- **Supplied material**:
##############################
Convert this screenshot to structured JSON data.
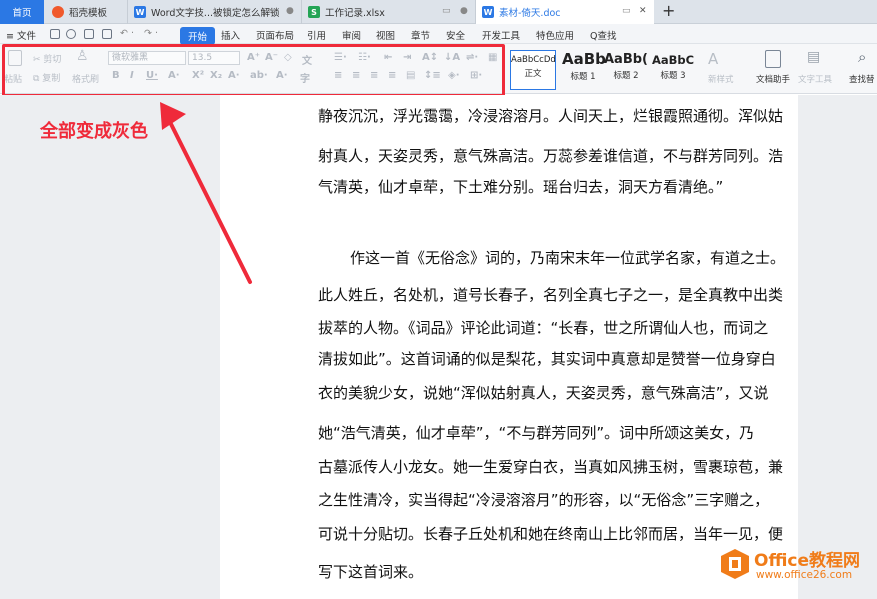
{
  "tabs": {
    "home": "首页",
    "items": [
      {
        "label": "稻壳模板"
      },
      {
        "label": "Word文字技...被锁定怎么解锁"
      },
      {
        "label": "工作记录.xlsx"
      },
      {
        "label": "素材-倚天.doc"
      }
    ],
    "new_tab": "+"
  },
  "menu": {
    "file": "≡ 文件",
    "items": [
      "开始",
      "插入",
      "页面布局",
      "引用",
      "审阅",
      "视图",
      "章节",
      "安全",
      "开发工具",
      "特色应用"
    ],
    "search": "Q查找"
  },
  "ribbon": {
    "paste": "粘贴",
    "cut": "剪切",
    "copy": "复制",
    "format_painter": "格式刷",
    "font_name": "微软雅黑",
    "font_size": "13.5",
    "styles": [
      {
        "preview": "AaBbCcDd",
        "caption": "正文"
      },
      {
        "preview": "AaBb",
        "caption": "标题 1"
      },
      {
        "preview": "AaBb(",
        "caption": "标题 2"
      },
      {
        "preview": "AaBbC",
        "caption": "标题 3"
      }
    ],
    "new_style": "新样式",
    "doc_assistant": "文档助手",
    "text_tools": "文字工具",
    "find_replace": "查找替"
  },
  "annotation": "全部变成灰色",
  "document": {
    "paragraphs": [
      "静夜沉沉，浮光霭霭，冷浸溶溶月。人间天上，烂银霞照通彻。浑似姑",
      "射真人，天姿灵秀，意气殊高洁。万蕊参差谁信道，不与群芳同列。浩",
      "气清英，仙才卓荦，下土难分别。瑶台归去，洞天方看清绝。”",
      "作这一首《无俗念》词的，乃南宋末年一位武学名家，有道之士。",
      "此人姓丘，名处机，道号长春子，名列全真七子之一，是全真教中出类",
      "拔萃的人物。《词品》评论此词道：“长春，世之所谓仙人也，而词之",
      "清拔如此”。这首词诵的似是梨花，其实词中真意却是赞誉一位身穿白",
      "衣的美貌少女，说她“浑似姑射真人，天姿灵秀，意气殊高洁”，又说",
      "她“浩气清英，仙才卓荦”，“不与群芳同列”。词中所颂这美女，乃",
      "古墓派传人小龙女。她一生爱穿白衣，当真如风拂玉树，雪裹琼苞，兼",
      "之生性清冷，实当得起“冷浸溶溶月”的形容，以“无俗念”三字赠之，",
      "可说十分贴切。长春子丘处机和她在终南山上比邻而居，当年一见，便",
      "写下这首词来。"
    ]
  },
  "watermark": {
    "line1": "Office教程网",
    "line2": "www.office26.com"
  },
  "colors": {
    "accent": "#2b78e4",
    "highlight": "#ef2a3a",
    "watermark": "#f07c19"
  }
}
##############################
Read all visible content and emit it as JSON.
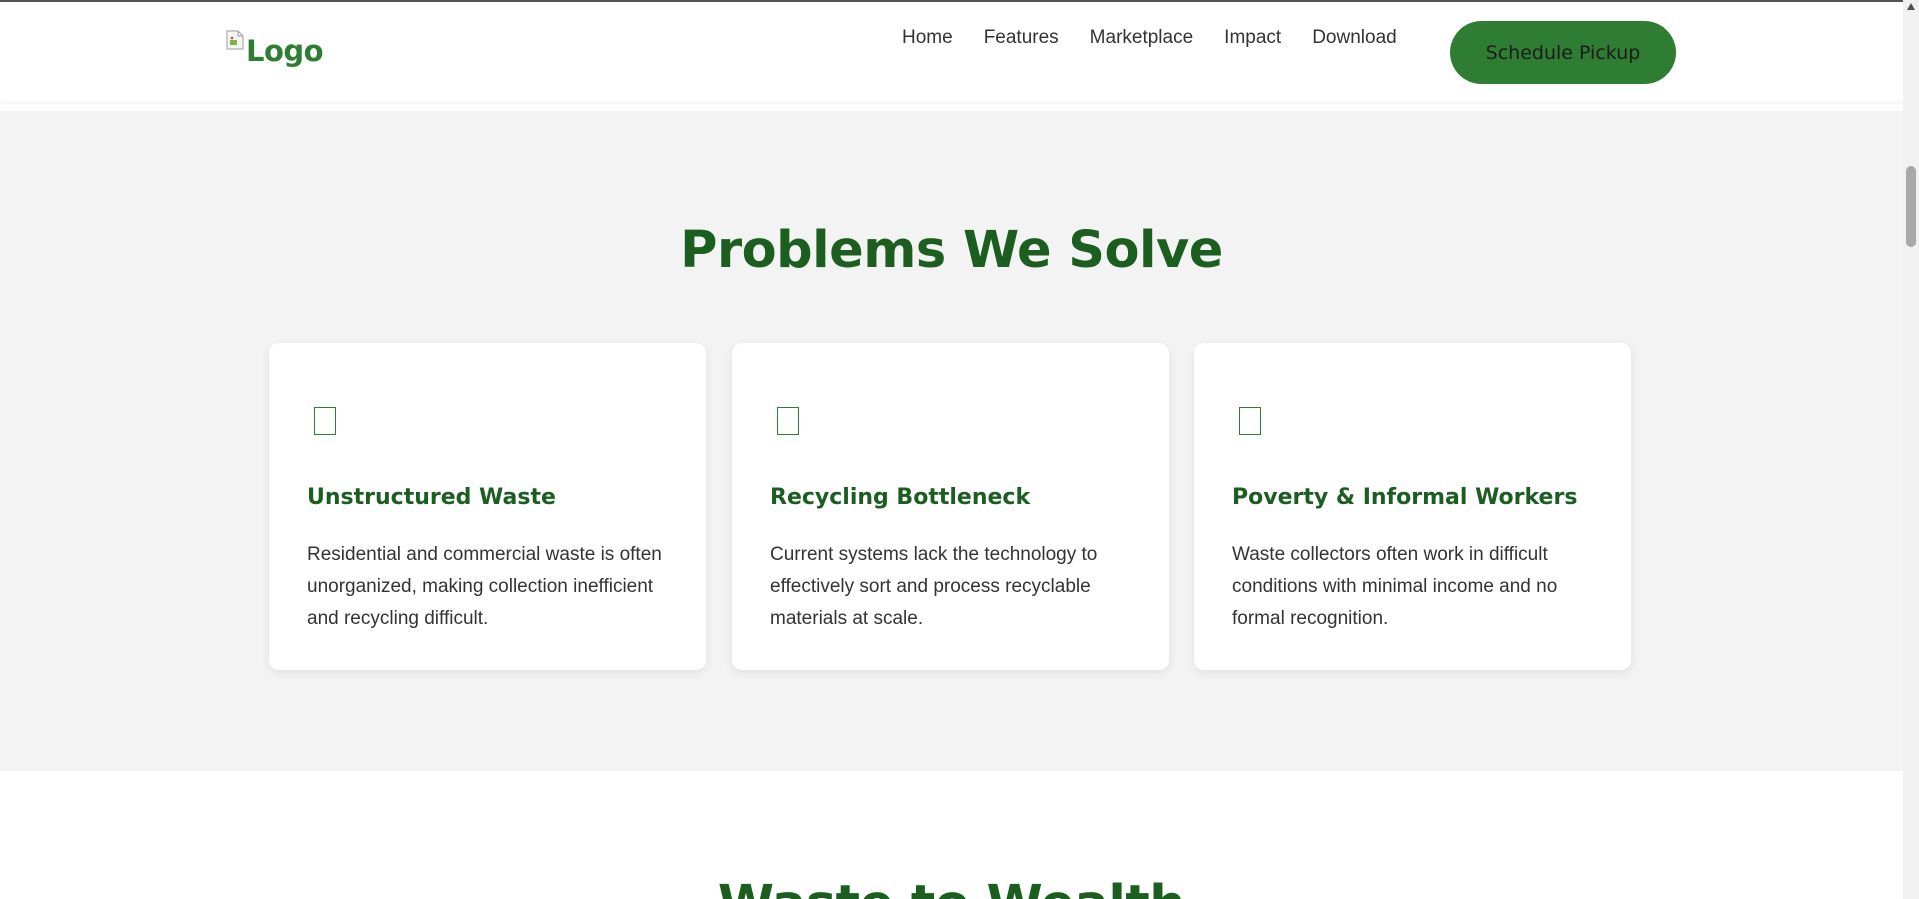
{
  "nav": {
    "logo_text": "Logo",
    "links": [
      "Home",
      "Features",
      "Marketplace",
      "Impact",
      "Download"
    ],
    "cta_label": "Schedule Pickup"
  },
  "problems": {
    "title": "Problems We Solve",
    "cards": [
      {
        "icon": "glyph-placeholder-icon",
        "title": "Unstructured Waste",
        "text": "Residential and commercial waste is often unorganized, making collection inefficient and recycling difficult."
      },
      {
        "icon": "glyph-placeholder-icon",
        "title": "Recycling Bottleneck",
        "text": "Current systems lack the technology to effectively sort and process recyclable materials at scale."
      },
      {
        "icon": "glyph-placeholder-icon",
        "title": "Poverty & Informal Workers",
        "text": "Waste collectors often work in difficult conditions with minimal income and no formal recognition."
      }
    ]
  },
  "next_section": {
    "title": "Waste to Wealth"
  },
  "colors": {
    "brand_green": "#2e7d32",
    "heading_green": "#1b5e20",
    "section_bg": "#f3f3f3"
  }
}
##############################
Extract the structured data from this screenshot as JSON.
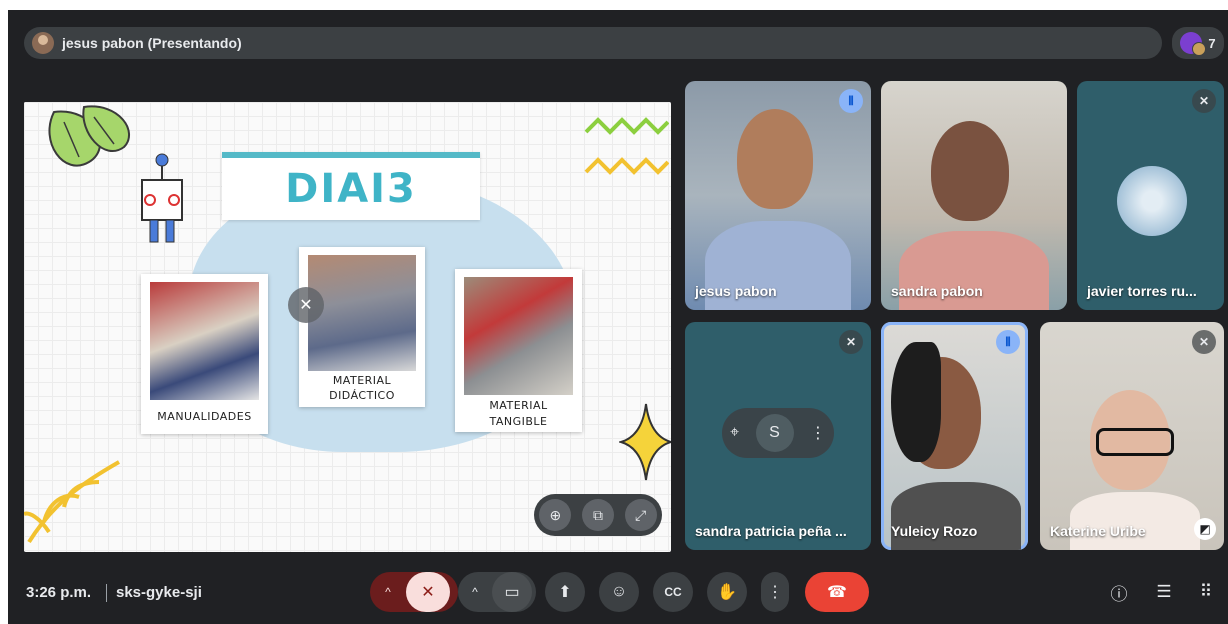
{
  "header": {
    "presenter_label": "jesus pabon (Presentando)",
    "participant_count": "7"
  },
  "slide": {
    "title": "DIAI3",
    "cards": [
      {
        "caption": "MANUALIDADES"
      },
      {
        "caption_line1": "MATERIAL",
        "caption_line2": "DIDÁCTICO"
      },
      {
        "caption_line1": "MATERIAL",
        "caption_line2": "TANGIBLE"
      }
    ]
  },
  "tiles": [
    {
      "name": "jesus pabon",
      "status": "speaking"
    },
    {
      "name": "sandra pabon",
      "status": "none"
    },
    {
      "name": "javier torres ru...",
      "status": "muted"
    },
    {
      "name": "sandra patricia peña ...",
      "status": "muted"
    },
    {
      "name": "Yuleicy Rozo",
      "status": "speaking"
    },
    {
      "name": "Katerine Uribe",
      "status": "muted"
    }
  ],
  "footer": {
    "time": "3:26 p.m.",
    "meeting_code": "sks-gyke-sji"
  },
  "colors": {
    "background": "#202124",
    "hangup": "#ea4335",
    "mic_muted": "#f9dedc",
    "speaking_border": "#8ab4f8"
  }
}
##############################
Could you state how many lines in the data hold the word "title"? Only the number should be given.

- **Answer for the task**:
6